**Problem description**
Please return every line in the following data that includes the string "brutto".

**Information**

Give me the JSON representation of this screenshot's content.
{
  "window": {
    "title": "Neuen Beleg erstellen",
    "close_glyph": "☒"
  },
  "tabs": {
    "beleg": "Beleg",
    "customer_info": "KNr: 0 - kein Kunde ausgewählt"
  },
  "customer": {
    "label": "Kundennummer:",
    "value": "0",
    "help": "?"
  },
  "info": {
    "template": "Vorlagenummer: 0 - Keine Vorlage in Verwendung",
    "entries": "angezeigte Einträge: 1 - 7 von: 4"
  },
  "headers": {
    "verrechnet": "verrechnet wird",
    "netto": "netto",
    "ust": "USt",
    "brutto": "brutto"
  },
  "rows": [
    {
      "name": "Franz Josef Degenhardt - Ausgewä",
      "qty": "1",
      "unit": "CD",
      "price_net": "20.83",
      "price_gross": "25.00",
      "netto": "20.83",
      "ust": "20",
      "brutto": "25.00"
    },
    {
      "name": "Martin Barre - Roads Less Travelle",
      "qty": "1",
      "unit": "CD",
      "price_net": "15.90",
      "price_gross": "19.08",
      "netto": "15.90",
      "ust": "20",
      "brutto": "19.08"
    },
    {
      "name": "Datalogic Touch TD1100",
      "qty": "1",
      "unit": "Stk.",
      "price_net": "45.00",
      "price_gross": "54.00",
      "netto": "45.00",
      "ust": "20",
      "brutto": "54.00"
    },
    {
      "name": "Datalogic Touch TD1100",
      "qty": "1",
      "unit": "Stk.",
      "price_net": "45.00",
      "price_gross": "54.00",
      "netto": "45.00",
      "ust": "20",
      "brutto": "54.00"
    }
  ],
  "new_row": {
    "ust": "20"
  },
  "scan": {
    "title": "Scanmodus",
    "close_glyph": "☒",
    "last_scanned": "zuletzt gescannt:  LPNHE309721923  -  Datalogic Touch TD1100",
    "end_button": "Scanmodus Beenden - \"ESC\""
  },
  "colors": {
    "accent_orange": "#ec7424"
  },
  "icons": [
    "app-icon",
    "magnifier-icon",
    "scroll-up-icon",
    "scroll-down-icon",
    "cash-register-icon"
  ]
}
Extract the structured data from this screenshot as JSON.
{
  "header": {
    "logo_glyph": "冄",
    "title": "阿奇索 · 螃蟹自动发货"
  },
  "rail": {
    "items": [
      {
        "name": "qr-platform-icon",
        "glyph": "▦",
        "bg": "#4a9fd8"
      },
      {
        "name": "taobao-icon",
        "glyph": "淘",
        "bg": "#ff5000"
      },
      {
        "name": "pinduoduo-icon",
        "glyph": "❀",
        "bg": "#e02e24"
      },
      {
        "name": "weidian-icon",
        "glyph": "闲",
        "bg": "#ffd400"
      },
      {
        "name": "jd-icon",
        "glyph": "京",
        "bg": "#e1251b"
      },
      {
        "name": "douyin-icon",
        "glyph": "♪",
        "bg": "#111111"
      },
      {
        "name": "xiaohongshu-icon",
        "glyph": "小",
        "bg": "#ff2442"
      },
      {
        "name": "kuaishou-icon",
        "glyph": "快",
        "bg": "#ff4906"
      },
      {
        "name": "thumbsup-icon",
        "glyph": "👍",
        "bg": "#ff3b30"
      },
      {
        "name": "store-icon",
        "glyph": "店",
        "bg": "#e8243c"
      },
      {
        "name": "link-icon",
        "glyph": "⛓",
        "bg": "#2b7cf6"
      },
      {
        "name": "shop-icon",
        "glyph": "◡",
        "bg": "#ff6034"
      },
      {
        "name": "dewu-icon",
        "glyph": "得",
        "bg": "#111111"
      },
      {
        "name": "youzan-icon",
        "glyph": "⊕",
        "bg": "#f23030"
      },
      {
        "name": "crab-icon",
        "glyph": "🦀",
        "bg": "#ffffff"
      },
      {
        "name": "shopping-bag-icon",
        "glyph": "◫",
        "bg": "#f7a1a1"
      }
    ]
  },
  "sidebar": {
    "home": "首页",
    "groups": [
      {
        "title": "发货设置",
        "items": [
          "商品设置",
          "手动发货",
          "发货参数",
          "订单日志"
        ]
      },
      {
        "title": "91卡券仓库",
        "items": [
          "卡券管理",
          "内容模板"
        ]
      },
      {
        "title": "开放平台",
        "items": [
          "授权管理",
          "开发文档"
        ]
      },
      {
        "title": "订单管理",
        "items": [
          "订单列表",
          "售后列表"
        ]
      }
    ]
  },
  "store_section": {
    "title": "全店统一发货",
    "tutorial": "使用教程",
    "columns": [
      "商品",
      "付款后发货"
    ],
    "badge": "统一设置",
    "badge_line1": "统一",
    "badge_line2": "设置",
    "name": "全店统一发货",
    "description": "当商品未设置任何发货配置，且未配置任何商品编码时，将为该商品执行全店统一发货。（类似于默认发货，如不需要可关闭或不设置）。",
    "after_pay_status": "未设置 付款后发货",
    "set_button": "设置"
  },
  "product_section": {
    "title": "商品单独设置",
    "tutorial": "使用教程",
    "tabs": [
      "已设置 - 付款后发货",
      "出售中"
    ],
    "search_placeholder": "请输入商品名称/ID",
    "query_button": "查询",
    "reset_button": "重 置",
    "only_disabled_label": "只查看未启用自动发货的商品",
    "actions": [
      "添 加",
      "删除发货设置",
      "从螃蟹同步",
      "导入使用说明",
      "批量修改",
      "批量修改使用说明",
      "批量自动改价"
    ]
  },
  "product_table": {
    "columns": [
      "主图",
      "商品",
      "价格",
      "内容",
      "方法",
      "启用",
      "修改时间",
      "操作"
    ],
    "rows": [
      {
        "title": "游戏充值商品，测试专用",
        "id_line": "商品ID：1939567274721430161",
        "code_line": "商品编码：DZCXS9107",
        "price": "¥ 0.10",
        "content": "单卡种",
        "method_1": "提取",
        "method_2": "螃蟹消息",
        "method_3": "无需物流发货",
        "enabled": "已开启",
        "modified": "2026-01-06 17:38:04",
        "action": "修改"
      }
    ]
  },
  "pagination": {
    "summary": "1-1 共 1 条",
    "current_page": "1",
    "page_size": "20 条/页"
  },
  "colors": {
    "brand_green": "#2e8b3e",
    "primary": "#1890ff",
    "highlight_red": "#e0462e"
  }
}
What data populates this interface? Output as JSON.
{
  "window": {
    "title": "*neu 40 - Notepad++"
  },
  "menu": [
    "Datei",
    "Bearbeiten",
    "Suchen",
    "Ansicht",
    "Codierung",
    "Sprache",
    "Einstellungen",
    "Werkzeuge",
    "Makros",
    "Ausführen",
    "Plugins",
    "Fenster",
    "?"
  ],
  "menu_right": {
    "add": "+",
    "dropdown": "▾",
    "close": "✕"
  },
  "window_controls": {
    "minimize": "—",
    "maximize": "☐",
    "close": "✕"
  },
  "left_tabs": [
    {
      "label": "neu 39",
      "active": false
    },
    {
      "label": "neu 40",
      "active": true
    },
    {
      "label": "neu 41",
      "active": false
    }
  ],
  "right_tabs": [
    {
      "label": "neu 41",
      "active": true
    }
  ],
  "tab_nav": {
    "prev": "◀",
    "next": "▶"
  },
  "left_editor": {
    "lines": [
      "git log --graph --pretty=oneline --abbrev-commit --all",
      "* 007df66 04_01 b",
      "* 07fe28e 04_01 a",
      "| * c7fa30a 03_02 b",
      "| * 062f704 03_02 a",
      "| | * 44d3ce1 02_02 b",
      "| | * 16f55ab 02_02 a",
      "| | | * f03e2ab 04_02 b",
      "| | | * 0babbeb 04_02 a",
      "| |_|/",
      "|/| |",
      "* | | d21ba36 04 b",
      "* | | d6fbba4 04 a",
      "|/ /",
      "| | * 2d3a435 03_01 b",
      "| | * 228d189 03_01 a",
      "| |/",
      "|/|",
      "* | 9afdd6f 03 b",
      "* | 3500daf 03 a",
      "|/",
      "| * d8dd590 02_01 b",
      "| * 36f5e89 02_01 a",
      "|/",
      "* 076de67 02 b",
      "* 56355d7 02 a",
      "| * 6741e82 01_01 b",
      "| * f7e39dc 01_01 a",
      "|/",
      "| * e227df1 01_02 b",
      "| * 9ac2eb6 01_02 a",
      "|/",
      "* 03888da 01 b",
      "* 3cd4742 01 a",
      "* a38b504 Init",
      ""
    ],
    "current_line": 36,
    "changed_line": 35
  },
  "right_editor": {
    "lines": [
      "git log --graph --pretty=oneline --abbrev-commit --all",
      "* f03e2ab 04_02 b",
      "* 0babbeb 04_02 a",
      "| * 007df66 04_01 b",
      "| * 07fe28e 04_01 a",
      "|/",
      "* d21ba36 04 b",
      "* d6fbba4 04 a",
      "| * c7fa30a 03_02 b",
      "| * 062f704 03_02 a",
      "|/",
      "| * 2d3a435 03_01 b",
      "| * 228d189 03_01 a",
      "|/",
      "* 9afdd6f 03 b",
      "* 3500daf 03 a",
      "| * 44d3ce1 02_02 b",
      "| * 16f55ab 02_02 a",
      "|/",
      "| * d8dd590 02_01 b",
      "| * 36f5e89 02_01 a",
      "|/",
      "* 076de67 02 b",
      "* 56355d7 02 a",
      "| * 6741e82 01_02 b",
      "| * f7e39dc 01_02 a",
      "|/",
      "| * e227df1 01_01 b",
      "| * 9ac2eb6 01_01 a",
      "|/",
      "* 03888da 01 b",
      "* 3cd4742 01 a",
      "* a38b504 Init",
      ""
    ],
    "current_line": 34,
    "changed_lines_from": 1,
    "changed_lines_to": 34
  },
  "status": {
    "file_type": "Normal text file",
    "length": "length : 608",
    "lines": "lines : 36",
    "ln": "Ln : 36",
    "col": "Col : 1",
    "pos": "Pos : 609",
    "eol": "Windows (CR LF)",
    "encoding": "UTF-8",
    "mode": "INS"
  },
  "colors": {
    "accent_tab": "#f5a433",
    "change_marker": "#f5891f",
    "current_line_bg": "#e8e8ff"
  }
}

**Exercise response**
    "brutto": "brutto"
      "brutto": "25.00"
      "brutto": "19.08"
      "brutto": "54.00"
      "brutto": "54.00"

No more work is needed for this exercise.